17.3 Calculating the Weighted Average Cost of Capital
Calculate the weighted average cost of capital (WACC) using the formula
Remember that the WACC is an estimate; different methods of estimating the cost of equity capital can lead to different estimations of WACC.
17.4 Capital Structure Choices
An unlevered firm uses no debt in its capital structure. A levered firm uses both debt and equity in its capital structure. In perfect financial markets, the value of the firm will be the same regardless of the firm’s decision to use leverage. With the tax deductibility of interest expenses, however, the value of the firm can increase through the use of debt. As the level of debt increases, the value of the interest tax shield increases.
17.5 Optimal Capital Structure
A company wants to choose a capital structure that maximizes its value. Although increasing the level of financial leverage, or debt, in the capital structure increases the value of the interest tax shield, it also increases the probability of financial distress. As the weight of debt in the capital structure increases, the return that providers of both debt and equity capital require to entice them to provide money to the firm increases because their risk increases. Trade-off theory suggests that the value of a company that uses debt equals the value of the unlevered firm plus the value of the interest tax shield minus financial distress costs.
17.6 Alternative Sources of Funds

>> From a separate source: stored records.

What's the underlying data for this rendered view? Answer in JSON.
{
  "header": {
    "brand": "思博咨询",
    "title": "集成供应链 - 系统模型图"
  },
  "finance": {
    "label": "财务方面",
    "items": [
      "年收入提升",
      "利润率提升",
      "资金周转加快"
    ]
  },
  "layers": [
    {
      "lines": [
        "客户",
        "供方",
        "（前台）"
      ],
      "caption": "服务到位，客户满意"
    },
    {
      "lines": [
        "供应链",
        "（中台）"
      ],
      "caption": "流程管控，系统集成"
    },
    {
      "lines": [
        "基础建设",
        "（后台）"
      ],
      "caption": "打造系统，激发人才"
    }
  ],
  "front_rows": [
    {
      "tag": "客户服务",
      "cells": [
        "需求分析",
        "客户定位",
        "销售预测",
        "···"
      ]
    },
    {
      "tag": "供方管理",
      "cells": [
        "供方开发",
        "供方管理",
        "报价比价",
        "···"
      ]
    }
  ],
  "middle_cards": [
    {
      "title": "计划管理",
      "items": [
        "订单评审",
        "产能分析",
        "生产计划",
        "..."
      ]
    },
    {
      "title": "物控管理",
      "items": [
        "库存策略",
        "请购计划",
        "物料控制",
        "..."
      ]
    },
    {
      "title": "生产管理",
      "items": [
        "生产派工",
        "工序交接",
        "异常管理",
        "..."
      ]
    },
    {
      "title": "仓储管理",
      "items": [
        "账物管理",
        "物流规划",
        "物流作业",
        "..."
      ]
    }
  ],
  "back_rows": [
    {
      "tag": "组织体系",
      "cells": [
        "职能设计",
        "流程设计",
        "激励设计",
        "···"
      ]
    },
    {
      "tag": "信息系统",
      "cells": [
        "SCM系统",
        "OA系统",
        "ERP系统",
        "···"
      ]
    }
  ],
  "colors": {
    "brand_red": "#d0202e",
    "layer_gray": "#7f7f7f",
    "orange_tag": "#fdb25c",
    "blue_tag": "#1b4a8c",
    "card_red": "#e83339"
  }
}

Preferred stock is a type of equity capital; the owners of preferred stock receive preferential treatment over common stockholders in the order of claimants. A fixed dividend is paid to preferred shareholders and must be paid before common shareholders receive dividends. Equity capital can be raised through either retaining earnings or selling new shares of stock. Significant flotation costs are associated with issuing new shares of stock, making it the most expensive source of financing. Convertible debt allows the debt holders to convert their debt into a fixed number of common shares instead of receiving the face value of the stock at maturity.